Now is an ideal time to plant bountiful, ornamental citrus trees. If you’re already growing lemons, oranges and limes, branch out with more unusual citrus family members. Some to try include kumquat, small trees that produce dainty, oval sweet-tart fruits eaten skin and all; ‘Moro’ blood orange, 12- to 15-foot trees bearing oranges with red-blushed skin, flesh and juice; Australian finger limes, shrubby trees in demand for oblong fruit with tart juicy “vesicles” that resemble caviar; and ‘Golden Nugget’ mandarin that yields snackable, seedless fruits on patio-perfect, 3-foot trees. Like all citrus, these need full sun, well-draining soil and regular feedings. Look for them in area nurseries or order from Northern California’s Four Winds Growers (fourwindsgrowers.com).
Don’t Swat the Small Stuff
Balmy weather after a wet winter is sure to bring a bounty of mosquitoes, including expanding populations of two non-native newcomers linked to dangerous diseases. Yellow fever and Asian tiger mosquitoes are well established in South County coastal areas and likely to spread north in coming months. Instead of waiting for them to invade your personal space, make your yard inhospitable by eliminating standing water. Check plant saucers, gutters, buckets, birdbaths and other items than might hold water to be sure they are empty. Add larvae-eating mosquitofish to backyard ponds. Find more suggestions at sandiegocounty.gov/content/sec/deh.html.
And don’t forget to:
• Transplant tomato seedlings into containers or the ground as soon as night temperatures are consistently above 55 degrees. Take care not to crowd them.
• Add supports for tomato plants now; waiting could result in root damage.
• Learn more about sustainable gardening at the organic edible and ornamental display garden created by San Diego Master Gardeners at The Flower Fields. Information is at theflowerfields.com.

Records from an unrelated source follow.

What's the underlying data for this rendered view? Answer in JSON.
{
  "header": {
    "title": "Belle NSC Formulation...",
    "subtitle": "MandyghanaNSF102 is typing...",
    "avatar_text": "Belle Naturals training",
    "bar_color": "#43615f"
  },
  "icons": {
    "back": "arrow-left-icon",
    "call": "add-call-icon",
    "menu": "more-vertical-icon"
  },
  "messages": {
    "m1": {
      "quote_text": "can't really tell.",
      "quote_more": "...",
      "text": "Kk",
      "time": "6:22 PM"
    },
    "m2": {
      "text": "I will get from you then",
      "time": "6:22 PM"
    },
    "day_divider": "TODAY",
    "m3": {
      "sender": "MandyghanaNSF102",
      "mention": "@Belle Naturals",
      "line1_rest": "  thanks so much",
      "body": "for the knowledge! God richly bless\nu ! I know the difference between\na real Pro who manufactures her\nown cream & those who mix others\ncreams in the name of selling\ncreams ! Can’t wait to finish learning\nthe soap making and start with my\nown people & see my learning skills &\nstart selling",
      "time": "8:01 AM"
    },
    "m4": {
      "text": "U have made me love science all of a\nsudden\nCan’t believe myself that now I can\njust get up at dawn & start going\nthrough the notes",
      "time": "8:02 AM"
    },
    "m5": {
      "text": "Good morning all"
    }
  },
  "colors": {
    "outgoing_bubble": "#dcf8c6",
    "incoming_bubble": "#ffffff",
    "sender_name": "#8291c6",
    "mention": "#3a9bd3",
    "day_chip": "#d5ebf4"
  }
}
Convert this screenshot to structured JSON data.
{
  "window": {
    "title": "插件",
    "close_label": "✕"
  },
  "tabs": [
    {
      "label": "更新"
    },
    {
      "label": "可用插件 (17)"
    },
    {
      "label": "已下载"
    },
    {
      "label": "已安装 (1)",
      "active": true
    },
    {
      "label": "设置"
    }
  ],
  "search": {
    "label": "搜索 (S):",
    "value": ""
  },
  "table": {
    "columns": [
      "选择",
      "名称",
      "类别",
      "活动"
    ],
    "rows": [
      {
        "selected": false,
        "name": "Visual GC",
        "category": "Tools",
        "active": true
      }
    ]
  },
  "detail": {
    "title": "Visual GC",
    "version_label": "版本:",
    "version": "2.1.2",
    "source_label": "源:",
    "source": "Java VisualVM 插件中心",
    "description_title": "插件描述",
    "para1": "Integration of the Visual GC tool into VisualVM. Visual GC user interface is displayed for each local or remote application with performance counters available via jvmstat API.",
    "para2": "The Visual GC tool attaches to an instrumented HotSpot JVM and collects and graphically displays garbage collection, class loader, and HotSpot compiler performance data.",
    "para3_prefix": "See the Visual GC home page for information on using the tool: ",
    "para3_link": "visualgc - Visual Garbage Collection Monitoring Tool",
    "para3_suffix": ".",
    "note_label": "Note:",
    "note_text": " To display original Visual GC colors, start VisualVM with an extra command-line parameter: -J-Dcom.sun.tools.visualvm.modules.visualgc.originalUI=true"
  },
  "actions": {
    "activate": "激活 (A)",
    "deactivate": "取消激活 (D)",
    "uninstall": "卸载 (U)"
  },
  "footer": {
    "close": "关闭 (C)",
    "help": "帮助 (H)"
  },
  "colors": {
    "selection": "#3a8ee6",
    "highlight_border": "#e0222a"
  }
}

• Join the Tomatomania Farm Raiser on April 9 at the Encinitas Unified School District Farm Lab, where the sale of heir-loom and hybrid tomato plants benefits the school’s 5-acre garden. Get details at tomatomania.com.
• Attend the 91st annual Coronado Flower Show, April 16-17. Information is at coronadoflowershow.com.
• Add flowers like marigolds, cosmos, zinnias and daisies to cutting gardens for spring and summer bouquets.
• Thin marble-size fruit forming on apple, plum, nectarine and peach trees. Reduce clusters to one fruit, and leave 4 to 6 inches between each one.
• Plant summer-blooming bulbs (such as cannas and irises) and tubers (such as dahlias and tuberoses). Easytogrowbulbs.com, based in Oceanside, has a good selection.
• Keep ants off fruit trees by using a sticky barrier such as Tanglefoot on the outside of a protective wrap around the trunk. Bait to destroy ant nests.
• Enjoy blooming wildflowers. Reports on bloom peaks and locations are available from the Theodore Payne Foundation hotline: 818-768-3533.